[Your instructions]
Return all lines in the data where the string "JSON" can be found.

[Excerpts from an interface dataset]

# # # # #

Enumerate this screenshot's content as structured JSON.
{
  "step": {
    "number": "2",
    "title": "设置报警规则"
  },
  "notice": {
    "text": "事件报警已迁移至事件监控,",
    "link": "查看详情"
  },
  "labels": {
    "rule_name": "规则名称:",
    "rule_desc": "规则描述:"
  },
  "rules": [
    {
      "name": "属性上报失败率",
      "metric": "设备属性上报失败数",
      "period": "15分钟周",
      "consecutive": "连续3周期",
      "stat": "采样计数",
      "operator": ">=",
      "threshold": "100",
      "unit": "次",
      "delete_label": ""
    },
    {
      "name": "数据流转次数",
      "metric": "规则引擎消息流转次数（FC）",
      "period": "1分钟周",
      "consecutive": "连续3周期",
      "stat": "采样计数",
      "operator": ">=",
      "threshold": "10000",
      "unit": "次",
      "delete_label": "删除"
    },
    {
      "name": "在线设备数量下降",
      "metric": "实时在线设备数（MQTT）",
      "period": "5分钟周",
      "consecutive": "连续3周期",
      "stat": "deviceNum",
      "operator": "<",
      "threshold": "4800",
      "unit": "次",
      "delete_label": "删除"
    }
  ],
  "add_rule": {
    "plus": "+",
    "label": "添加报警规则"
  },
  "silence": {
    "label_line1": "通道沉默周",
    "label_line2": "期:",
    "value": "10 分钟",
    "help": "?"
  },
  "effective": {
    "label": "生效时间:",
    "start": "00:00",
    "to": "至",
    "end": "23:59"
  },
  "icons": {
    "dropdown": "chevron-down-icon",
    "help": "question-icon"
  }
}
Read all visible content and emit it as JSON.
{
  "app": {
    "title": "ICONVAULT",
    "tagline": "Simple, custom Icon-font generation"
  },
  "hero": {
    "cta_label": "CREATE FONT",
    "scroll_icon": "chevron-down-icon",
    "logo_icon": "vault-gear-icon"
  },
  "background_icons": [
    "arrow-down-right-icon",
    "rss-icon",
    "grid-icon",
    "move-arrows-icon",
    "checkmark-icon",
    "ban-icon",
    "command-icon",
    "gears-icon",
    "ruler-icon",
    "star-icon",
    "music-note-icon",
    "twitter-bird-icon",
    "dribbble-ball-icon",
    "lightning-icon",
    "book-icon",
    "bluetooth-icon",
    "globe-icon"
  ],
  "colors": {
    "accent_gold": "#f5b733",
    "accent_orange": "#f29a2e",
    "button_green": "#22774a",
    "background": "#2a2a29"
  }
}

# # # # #

[Exercise response]
Enumerate this screenshot's content as structured JSON.
Read all visible content and emit it as JSON.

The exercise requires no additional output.